Patricia:

Let’s talk a little bit about health literacy. What would you suggest patients use for online resources? What are good resources?

Dr. Edelman:

So, there are some excellent resources. The International Association for the Study of Lung Cancer has resources for patients. The National Coalition of Comprehensive Cancer Center Network (NCCN) has resources. American Society of Clinical Oncology has resources. So, those or American Cancer Society. So, there are some really reliable sources out there. And there’s a great deal that’s very unreliable – people’s Facebook pages. I’ve seen this.

Patricia:

It’s a big place.

Dr. Edelman:

Everybody always – and I think it’s important for people to understand. There will be people who will get something and have a fantastic response. I’ve used anecdotes.

The anecdotes I’ve used are to illustrate the potential hope of benefit. They’re not exceptions to the rule anymore. They’re the good case scenarios. I could have just as many anecdotes of people who didn’t benefit and stuff. And I think it is important going into this – and that’s why we are reassessing patients constantly and getting repeat scans because we don’t necessarily know always – even if something’s 90 percent effective, it means 10 percent of the time it’s not.

And each patient – we’re getting better at individualizing and personalizing therapy, but we’re not perfect yet. And we probably never will be. So, there will always be anecdotes. I think what’s – as a friend of mine puts it – the plural of anecdotes is not data. When I say, “Well, chemoimmunotherapy works.” It’s not because I have anecdotes of that, though anecdotes illustrate the magnitude of benefit.

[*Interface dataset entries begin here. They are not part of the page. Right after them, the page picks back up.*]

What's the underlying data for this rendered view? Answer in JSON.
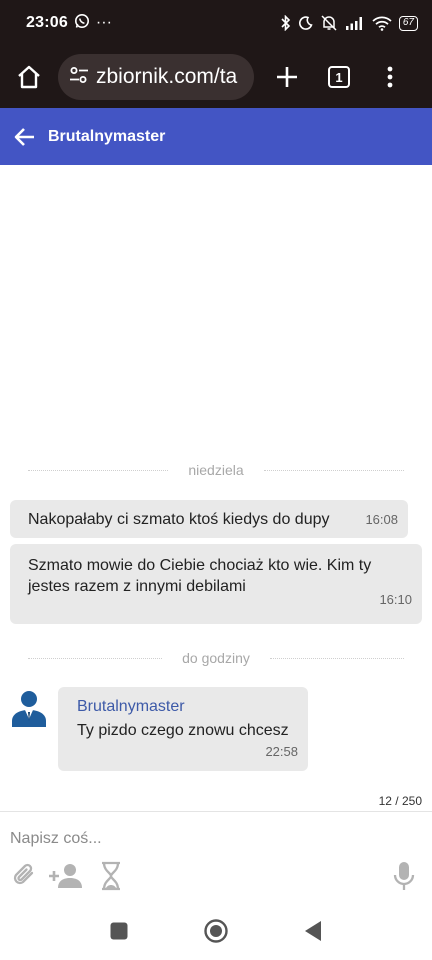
{
  "status_bar": {
    "time": "23:06",
    "dots": "···",
    "battery": "67"
  },
  "browser": {
    "url": "zbiornik.com/ta",
    "tab_count": "1"
  },
  "header": {
    "title": "Brutalnymaster"
  },
  "separators": {
    "first": "niedziela",
    "second": "do godziny"
  },
  "messages": [
    {
      "text": "Nakopałaby ci szmato ktoś kiedys do dupy",
      "time": "16:08"
    },
    {
      "text": "Szmato mowie do Ciebie chociaż kto wie. Kim ty jestes razem z innymi debilami",
      "time": "16:10"
    },
    {
      "sender": "Brutalnymaster",
      "text": "Ty pizdo czego znowu chcesz",
      "time": "22:58"
    }
  ],
  "composer": {
    "char_count": "12 / 250",
    "placeholder": "Napisz coś..."
  },
  "colors": {
    "header_bg": "#4355c4",
    "browser_bg": "#1f1717",
    "bubble_bg": "#e9e9e9",
    "sender_name": "#3d5aa8"
  },
  "icons": [
    "whatsapp-icon",
    "bluetooth-icon",
    "moon-icon",
    "mute-icon",
    "signal-icon",
    "wifi-icon",
    "home-icon",
    "site-settings-icon",
    "plus-icon",
    "menu-icon",
    "back-arrow-icon",
    "attach-icon",
    "add-person-icon",
    "hourglass-icon",
    "mic-icon"
  ]
}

I have data that shows that the chemoimmunotherapy regimen was compared to chemotherapy and was clearly and unequivocally superior. When I give a statistic that 60 percent of patients, 65 percent, can benefit from those types of regimens. That’s based upon prospective randomized control trials.